WORK INSTRUCTION
The records sit below. Return every line in them that holds the word "header".

*** EXERCISE INPUTS ***

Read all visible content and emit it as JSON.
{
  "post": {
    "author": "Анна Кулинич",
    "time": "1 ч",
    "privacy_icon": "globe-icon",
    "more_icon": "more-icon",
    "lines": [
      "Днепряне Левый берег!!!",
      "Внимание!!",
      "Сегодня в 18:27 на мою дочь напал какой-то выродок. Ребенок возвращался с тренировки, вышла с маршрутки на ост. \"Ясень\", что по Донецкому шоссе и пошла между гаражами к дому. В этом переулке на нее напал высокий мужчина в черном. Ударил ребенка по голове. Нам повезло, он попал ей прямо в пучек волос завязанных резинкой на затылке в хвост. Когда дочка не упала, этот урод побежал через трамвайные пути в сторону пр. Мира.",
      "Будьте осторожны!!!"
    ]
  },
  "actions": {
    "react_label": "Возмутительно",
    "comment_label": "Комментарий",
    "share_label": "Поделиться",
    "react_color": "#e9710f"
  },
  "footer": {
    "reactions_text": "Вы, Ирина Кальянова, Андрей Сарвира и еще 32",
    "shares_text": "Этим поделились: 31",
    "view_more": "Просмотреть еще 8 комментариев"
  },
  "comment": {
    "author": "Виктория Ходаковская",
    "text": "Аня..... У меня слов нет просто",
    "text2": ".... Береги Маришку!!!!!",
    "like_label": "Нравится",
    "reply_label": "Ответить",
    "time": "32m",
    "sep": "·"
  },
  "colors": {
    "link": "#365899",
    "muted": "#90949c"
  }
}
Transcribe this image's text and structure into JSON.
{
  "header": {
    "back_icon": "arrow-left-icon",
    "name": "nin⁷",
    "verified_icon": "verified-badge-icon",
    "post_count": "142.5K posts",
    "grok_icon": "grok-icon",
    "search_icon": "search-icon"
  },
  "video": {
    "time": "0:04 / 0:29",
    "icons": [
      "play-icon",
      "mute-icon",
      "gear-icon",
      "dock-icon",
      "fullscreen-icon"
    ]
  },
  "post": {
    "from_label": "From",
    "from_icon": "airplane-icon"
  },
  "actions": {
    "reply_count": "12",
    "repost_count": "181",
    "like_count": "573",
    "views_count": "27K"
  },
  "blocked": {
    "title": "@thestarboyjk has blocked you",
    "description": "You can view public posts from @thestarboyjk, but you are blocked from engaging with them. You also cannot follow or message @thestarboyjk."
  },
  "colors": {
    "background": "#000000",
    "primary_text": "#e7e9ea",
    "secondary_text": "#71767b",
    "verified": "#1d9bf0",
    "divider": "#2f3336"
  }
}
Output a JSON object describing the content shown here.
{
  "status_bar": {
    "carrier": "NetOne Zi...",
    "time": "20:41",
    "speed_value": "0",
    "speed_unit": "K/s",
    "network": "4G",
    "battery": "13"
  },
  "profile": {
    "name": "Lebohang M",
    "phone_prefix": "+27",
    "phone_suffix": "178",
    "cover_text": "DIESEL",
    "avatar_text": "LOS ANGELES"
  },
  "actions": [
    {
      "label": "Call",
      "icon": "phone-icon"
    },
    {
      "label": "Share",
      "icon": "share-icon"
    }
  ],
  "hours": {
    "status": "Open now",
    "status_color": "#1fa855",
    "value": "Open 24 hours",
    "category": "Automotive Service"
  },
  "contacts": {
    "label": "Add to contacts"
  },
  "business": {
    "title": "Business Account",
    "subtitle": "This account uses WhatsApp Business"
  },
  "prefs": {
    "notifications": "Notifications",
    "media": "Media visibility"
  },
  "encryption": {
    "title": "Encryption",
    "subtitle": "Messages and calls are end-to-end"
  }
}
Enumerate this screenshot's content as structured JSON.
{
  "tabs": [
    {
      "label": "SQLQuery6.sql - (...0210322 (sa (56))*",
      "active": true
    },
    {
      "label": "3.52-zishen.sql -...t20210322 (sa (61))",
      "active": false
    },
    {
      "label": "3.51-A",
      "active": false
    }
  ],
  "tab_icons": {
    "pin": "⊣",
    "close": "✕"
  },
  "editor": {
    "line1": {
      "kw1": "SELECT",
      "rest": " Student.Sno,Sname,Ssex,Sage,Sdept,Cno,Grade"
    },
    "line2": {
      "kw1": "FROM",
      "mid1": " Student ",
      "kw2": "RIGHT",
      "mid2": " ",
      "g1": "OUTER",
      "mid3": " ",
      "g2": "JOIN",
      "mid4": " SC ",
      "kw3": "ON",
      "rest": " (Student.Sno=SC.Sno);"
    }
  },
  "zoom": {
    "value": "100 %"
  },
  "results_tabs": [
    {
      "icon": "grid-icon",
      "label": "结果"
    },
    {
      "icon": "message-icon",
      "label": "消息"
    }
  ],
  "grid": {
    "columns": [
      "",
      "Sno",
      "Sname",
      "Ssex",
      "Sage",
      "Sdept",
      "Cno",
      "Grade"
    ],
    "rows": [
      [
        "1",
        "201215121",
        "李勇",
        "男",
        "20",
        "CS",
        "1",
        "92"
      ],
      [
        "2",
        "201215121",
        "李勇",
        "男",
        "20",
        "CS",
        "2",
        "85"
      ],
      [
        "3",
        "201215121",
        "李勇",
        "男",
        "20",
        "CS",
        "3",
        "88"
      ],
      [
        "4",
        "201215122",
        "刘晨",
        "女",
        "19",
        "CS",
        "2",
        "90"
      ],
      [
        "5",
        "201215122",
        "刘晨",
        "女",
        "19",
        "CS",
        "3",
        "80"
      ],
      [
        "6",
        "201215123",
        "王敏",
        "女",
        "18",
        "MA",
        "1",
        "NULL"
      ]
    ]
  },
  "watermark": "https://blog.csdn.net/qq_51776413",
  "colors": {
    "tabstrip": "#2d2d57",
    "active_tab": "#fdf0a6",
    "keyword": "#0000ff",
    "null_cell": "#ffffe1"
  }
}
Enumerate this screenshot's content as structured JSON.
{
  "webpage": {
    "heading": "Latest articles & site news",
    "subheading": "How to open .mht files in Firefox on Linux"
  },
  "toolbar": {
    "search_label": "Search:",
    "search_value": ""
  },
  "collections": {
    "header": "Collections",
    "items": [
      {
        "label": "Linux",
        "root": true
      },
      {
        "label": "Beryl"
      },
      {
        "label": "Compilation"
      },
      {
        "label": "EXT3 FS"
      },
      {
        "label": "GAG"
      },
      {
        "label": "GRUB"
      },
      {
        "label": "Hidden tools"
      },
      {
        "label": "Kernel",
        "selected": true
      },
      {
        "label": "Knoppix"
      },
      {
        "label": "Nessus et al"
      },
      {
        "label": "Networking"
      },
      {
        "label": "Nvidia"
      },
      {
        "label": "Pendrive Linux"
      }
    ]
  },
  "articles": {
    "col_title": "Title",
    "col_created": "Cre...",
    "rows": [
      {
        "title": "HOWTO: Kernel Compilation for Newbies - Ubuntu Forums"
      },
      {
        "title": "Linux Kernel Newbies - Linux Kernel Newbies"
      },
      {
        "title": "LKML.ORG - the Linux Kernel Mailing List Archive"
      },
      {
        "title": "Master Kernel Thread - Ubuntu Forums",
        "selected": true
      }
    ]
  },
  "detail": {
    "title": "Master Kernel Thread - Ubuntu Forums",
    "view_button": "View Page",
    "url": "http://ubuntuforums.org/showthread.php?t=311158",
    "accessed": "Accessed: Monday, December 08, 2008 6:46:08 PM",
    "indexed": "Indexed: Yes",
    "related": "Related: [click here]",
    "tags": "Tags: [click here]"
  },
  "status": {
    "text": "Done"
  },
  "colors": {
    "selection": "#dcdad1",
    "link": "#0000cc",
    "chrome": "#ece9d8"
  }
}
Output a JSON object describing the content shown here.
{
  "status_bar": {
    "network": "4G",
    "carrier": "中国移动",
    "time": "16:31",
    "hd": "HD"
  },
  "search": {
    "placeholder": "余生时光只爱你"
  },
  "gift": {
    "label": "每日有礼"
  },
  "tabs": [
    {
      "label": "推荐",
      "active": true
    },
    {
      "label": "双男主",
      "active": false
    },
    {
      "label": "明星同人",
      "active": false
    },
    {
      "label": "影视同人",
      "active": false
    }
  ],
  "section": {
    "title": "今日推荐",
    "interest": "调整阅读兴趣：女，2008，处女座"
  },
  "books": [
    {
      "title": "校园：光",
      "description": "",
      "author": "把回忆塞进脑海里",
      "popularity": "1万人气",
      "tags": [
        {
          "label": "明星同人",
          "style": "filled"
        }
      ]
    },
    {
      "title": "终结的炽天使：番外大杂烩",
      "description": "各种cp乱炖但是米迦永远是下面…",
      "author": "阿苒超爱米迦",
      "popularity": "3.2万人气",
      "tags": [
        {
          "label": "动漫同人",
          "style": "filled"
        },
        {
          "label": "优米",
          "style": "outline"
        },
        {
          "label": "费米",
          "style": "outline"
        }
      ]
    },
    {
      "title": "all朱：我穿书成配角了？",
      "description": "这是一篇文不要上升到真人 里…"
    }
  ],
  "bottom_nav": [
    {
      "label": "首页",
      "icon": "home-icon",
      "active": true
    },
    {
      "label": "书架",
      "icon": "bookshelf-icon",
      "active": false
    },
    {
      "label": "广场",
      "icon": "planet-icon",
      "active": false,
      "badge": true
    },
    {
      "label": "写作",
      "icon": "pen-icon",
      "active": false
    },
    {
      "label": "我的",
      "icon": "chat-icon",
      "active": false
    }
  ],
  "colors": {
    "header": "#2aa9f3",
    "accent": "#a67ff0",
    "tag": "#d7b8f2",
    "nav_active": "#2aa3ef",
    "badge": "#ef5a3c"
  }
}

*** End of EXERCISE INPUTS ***

WRITTEN SOLUTION
  "header": {
    "header": "Collections",
    "header": "#2aa9f3",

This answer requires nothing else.